The Fort Utah replica has been demolished for safety reasons. This is what used to be at Fort Utah Park in Provo Utah
Fort Utah Replica
Fort Utah Replica, Provo Utah
Fort Utah 100 N Geneva Rd (Fort Utah Park) Provo, UT
Fort Utah was the name of the first and second forts built in Provo when the settlers arrived in 1849. The first fort was located south of the Provo River about where I-15 crosses the Provo River today.
The original fort consisted of a number of log houses surrounded by a 14 foot palisade 110 wide and 220 yards long. The fort had gates at the east and west ends, and an elevated deck in the middle for a cannon. After the first year of flooding, the fort was relocated north and east of the original site, to where the present day North Park is located.
Fort Utah History
Fort Utah Replica Central Canon Platform, Provo Utah
Just a few days after the Battle Creek Massacre, the Mormon church decided to build Fort Utah. President of the soon to be Provo Branch, John S. Higbee, along with brother Isaac and Dimick B. Hintington, church counselors, led a group of about 150 people (30 families) from Salt Lake City to build the fortress at the present-day city of Provo, Utah.
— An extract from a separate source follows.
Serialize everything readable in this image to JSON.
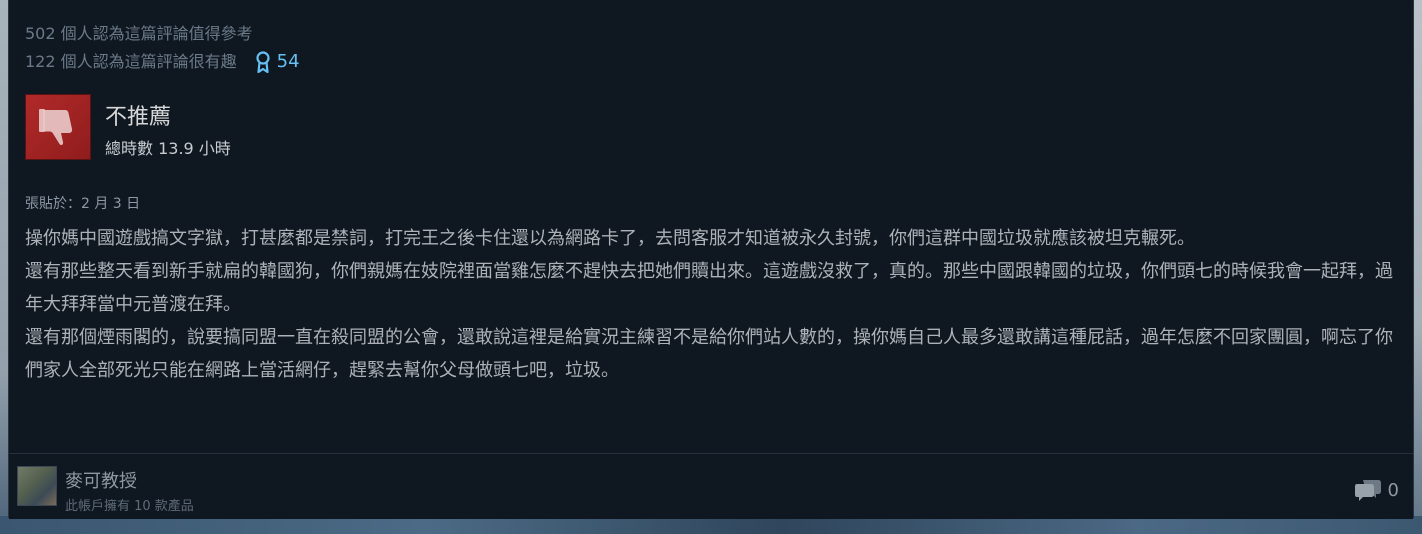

Established on March 12, 1849, the fort included several log houses, surrounded by a 14 foot palisade, with gates one the east and west sides. The fort was armed with a single cannon mounted on a central platform.
The fort became a trading post for a short time, with the Mormon settlers trading guns and ammunition with the Indians, for furs and pelts. However, this changed when three Mormon men killed an Indian called "Old Bishop." The tension between those living at the fort increased to ultimately result in the Battle of Fort Utah. Courtesy of Legends of America
The original fort was moved to Sowiette Park in April 1850 and was popularly known as Fort Sowiette, named for Indian Chief Sowiette, the principal war chief of the Ute. Sowiette liked the Mormons and when the fort was threatened by another band of Indians, Sowiette joined the Mormons inside the fort and helped with the defense. The attackers withdrew and the settlers were grateful for Sowiette's help. Abandoned as a fortification in 1858.